Officially, the United States entered the Vietnam War in 1955; however, more direct involvement wouldn’t come until August 1964. But things would truly intensify for the American Armed Forces on November 14, 1965, during the Battle of Ia Drang. Any conflict’s first battle between two warring factions is going to be a big deal, but this engagement was much more than simply the start of one of the most controversial wars in U.S. history.
Who Won the Battle of Ia Drang?
America was the winner of the Battle of Ia Drang, a five-day period of fighting that marked the first bout of armed conflict for the U.S. in the Vietnam War. But the tragedy of LZ Albany, one of the contested areas in the conflict, is the price it took for victory.
Huey helicopters rushed to rescue wounded Americans. Bloodied, injured, and killed troops were piling up on both sides. Civilians were caught in the middle of everything.
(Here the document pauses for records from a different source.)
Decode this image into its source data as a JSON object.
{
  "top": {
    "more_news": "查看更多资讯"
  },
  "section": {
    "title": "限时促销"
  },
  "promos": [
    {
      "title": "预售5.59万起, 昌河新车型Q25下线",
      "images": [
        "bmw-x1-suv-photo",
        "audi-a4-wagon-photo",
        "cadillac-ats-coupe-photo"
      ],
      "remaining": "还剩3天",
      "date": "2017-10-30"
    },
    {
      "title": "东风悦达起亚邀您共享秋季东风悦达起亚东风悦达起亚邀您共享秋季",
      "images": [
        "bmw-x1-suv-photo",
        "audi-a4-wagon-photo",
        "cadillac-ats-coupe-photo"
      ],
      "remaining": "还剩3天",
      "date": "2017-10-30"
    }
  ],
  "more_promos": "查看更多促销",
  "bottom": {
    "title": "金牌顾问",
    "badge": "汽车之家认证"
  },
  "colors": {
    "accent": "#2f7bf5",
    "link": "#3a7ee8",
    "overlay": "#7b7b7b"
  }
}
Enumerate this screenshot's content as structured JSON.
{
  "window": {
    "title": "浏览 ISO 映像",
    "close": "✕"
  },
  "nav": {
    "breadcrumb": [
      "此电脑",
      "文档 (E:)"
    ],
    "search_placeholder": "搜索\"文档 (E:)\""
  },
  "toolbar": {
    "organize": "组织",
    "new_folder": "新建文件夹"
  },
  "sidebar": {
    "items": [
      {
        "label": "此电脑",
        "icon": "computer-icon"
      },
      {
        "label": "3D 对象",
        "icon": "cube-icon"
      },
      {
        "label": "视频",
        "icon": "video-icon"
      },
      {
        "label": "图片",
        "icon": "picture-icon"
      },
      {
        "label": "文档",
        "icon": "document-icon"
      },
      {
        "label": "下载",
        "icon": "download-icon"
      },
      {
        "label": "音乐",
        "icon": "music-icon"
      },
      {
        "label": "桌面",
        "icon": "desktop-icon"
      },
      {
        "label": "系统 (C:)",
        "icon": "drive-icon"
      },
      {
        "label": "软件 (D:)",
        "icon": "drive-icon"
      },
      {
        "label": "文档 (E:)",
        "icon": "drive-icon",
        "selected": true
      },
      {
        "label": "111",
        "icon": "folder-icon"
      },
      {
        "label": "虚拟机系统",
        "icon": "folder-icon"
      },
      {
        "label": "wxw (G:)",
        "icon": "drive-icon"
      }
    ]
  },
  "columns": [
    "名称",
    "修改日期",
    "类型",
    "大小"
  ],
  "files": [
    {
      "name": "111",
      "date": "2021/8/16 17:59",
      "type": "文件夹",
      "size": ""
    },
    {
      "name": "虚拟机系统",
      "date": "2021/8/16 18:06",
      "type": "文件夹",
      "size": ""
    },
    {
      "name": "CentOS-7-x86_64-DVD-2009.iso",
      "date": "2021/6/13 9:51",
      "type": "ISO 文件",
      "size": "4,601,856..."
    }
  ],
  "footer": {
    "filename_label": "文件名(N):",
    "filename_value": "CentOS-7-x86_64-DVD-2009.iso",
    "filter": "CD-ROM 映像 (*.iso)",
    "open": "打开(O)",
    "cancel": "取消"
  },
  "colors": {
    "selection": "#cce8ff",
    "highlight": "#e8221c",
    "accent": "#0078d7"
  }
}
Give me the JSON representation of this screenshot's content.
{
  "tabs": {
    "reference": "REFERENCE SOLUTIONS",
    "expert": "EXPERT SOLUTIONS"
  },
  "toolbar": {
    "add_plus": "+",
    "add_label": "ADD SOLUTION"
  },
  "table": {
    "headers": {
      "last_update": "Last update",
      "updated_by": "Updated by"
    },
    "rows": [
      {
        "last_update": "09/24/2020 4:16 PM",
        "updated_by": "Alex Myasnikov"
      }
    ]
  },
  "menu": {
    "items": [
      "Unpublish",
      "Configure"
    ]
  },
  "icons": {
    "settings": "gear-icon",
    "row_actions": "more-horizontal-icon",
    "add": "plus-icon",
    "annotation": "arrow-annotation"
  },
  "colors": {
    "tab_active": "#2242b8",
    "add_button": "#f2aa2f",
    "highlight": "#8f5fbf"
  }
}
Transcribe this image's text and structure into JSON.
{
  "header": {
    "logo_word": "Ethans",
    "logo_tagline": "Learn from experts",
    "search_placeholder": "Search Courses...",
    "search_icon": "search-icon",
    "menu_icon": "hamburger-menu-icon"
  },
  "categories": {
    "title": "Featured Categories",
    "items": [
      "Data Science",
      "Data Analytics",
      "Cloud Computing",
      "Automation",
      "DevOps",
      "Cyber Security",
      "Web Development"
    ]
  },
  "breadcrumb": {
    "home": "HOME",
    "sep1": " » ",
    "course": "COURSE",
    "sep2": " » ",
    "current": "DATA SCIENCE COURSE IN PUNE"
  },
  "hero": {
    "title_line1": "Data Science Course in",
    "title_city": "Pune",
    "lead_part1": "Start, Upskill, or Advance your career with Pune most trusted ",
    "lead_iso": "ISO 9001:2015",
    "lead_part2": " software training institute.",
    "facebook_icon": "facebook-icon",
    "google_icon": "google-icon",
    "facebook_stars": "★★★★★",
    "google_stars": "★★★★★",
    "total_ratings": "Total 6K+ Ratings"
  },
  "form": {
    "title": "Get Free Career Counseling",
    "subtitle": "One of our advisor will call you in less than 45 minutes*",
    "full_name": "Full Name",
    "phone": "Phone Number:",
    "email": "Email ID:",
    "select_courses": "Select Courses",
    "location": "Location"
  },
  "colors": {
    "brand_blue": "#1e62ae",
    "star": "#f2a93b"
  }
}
The list goes on and on. How things went down is more than enough to make anyone question how to define victory in an activity so vicious.
America’s First Engagement in Vietnam
The U.S. was involved in the Vietnam War long before the first real conflict came to be. Nevertheless, in the Battle of the Ia Drang Valley, a battalion from the 1st Cavalry Division would find itself under attack from an ambush by the 8th Battalion of the North Vietnamese 66th Regiment.
A key focus of combat in the area at this time focused on landing zones. Days before the 1st Cavalry Division engaged with North Vietnamese forces, the 7th Cavalry was already fighting a sizable amount of North Vietnamese troops at Landing Zone X-Ray, part of a base found in the Cheu Pong hills (Central Highlands).
The 7th Cavalry of the 2nd Battalion would move to Landing Zone Albany, across the country, at the conclusion of that battle. While waiting to leave via helicopter, the ambush would commence.
As is the case with an ambush, combat was fierce to the advantage of the attackers. The North Vietnamese forces had established fighting areas, whereas the Americans had to scramble for a strategic position.
Night came, and with it came the anticipation for the North Vietnamese troops to attack, only they didn’t. U.S. Forces had flares to illuminate the battlefield from the U.S. Air Force, causing the enemy forces to rethink the attack and eventually retreat.
The Battle of Ia Drang was declared a victory by American military leaders, but that doesn’t truly paint the full picture. It’s believed that between 834-1,834 North Vietnamese died during the Landing Zone X-Ray conflict. But elsewhere, things get tricky.
Landing Zone Albany would see 650 Americans dead and many others suffering from injuries. Additionally, as many as 350 South Vietnamese fighters may have also been lost.
Yes, 400 enemy troops were taken, but the casualties and harm felt on both sides are a stark reminder that “winning” in war is subjective.
Why Was the Battle of Ia Drang Valley Significant?
The significance of the victory at the Battle of Ia Drang shows itself in many areas. It’s obvious that the first major armed conflict between two sides is always significant, but this victory had a lasting impact on the entirety of the Vietnam War.
It proved that the war could be won but that how it would be fought was far different than anyone could have imagined. Furthermore, it proved that the conflict would bring together determined North Vietnamese forces that were ready for an intense conflict.
Many books and films have retold stories from the battle, as it was exceptionally heinous, even for the battlefield. Overall, the conflict’s impact is one still found today as one of the defining moments in warfare for the Vietnam War.
But this is no place for a contest; the Vietnam War saw the loss of more than 58,000 American troops throughout the conflict. The Battle of Ia Drang was one of many instances where brave people serving their country were sadly brought into the worst that military service has to offer.